  • Surgery to repair cleft lip also treats problems with the nose. But some children need more surgery as they get older.

    A child with a cleft may have problems with breathing because the inside of their nose has not formed right. A deviated septum is one example. Most often, surgery to correct breathing issues and improve symmetry happens during the late teen years.

    Sometimes a small nose surgery (rhinoplasty) will be considered during school age. Your surgeon will work with you to decide how best to proceed.

  • As children near adulthood, some will need jaw surgery to properly align their teeth.

    Children with clefting have a greater chance of having their upper jaw grow less than their lower jaw.
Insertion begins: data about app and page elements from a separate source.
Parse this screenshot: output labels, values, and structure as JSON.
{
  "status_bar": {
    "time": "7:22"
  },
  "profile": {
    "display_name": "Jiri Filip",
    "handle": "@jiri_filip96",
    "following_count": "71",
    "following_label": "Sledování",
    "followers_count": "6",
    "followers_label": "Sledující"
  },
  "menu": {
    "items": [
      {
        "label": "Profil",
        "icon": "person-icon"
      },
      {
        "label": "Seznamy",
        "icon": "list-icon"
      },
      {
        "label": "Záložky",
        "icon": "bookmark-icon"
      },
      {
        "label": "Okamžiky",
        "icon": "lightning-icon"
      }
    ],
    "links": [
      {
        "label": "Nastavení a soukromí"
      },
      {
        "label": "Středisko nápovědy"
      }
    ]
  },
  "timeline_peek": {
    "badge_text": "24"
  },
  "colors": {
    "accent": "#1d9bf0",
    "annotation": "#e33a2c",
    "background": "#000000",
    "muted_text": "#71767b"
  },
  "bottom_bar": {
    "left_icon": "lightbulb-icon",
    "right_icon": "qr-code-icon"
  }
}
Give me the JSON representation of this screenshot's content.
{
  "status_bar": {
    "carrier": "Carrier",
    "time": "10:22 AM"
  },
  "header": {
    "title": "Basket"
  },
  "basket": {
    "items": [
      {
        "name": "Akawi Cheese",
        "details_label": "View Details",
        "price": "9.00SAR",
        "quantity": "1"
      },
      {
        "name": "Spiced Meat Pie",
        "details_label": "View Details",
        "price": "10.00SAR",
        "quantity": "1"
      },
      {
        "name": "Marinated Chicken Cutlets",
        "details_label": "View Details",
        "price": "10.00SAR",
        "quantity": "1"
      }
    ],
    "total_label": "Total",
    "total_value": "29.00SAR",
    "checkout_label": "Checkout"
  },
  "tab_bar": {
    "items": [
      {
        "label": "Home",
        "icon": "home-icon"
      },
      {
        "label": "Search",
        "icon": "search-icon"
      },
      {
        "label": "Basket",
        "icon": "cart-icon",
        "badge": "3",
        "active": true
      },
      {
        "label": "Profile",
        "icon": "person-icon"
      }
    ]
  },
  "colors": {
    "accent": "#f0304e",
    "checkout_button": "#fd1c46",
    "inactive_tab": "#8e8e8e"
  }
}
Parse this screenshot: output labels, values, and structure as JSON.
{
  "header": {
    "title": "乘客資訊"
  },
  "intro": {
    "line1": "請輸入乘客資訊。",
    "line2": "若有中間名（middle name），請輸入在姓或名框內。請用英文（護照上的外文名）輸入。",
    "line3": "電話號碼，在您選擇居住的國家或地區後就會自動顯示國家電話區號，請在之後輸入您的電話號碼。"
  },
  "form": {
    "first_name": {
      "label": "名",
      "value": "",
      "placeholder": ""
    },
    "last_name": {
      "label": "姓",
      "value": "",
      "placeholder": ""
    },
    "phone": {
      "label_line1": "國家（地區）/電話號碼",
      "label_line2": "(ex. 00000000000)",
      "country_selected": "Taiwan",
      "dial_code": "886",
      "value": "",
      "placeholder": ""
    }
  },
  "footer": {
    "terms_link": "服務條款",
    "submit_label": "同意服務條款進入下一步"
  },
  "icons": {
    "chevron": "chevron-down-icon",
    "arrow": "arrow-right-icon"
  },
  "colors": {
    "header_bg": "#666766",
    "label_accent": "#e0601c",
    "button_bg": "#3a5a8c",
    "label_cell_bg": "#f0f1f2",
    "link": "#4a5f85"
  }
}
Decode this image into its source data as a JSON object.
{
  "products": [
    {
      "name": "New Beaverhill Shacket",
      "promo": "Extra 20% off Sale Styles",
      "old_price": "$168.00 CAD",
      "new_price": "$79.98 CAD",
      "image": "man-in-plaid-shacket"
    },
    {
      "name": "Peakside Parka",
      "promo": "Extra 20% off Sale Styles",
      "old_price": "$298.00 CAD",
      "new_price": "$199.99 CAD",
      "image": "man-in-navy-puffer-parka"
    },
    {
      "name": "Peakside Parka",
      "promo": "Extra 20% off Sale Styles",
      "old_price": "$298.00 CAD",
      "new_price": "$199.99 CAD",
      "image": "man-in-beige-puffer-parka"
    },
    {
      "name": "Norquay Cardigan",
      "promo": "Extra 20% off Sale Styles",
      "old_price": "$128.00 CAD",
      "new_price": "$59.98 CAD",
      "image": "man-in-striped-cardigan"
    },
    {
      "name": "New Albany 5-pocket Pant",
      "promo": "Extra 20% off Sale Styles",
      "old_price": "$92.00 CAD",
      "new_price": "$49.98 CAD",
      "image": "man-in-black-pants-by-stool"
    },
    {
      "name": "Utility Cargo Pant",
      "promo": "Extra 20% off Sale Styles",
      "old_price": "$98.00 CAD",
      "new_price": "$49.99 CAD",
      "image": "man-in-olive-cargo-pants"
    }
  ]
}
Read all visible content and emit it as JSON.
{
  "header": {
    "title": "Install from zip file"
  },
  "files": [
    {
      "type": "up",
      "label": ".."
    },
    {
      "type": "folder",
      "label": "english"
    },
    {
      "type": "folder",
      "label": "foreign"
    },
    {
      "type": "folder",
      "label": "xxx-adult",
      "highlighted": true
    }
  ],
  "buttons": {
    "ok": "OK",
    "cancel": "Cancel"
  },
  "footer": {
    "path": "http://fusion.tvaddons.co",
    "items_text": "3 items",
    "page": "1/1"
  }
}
Your child may have an underbite or abnormal bite (malocclusion). Most often, we recommend Le Fort I maxillary advancement surgery to correct it.

    Some children also need surgery for a lower jaw that has not formed correctly (mandible advancement).

Better Ways to Treat and Prevent Cleft Lip and Palate

Our Craniofacial team works to find better ways to treat clefts and improve our patients’ quality of life. We listen to families to better address your needs.

We have a research team working to understand more about the causes of this condition, prevention and how to ensure the best outcomes for children born with clefts.

Learn about research at Seattle Children's into cleft lip and palate.

Contact Us

Contact the Craniofacial Center at 206-987-2208 for an appointment, a second opinion or more information.